===== Source material
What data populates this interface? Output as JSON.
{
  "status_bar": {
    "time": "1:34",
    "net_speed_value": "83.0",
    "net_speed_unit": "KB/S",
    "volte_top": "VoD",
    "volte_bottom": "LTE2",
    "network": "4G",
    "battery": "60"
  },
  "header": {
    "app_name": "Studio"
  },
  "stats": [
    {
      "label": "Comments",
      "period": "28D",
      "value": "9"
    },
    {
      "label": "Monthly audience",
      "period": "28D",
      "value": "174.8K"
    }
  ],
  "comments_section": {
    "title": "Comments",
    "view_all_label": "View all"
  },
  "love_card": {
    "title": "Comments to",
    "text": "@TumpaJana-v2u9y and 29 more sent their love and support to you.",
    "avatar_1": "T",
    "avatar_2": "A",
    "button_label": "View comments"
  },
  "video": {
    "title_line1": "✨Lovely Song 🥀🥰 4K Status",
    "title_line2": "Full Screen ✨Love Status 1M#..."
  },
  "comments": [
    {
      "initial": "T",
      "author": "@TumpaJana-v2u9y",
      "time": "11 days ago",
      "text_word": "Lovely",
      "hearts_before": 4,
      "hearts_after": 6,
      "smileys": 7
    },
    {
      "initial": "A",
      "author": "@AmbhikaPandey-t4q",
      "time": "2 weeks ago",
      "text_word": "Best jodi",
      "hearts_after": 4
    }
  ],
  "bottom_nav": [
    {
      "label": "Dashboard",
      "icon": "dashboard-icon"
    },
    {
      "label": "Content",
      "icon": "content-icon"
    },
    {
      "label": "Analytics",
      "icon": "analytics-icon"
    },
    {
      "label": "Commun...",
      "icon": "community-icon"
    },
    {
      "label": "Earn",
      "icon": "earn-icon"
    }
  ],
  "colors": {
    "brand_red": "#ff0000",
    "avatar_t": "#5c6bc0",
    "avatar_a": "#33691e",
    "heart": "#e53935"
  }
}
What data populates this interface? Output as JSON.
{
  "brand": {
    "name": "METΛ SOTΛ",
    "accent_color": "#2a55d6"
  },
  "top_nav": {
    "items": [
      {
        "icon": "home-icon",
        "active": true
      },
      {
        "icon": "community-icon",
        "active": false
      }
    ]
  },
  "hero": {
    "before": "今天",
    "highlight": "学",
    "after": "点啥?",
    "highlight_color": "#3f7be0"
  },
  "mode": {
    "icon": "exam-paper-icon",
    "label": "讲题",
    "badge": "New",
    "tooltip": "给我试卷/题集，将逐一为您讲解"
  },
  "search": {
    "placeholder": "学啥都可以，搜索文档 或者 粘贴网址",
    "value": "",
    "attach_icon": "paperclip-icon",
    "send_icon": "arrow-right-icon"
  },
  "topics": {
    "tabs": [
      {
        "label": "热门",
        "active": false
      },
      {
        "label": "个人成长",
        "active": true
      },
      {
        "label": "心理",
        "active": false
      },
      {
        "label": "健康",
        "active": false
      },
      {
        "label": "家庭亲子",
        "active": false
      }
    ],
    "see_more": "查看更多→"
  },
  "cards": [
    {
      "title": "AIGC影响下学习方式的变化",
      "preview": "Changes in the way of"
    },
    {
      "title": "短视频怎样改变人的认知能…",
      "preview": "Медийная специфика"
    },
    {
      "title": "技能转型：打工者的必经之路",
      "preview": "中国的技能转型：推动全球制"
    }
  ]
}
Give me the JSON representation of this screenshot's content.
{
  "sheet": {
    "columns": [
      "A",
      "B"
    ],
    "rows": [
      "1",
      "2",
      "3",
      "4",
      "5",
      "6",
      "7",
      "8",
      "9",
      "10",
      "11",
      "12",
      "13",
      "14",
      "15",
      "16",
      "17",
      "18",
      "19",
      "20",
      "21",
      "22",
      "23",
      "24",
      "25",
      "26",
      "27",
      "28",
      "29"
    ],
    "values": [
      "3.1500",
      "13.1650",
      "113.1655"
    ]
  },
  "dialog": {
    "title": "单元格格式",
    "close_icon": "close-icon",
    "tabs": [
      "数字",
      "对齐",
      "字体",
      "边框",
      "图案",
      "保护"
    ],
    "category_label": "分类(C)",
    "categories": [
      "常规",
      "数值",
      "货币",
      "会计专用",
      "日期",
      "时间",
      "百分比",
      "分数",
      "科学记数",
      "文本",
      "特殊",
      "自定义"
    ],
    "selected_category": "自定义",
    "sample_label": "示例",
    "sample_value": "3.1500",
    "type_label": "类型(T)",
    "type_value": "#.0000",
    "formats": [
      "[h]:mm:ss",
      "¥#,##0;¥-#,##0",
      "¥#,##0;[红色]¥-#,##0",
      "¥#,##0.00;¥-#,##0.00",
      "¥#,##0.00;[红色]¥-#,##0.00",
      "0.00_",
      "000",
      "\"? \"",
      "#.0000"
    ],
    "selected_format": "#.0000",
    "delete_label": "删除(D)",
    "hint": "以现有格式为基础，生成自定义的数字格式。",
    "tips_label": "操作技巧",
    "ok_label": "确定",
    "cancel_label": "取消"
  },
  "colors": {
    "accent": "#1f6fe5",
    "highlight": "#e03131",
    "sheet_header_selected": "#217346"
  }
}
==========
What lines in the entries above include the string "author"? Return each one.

▶ _The answer_
      "author": "@TumpaJana-v2u9y",
      "author": "@AmbhikaPandey-t4q",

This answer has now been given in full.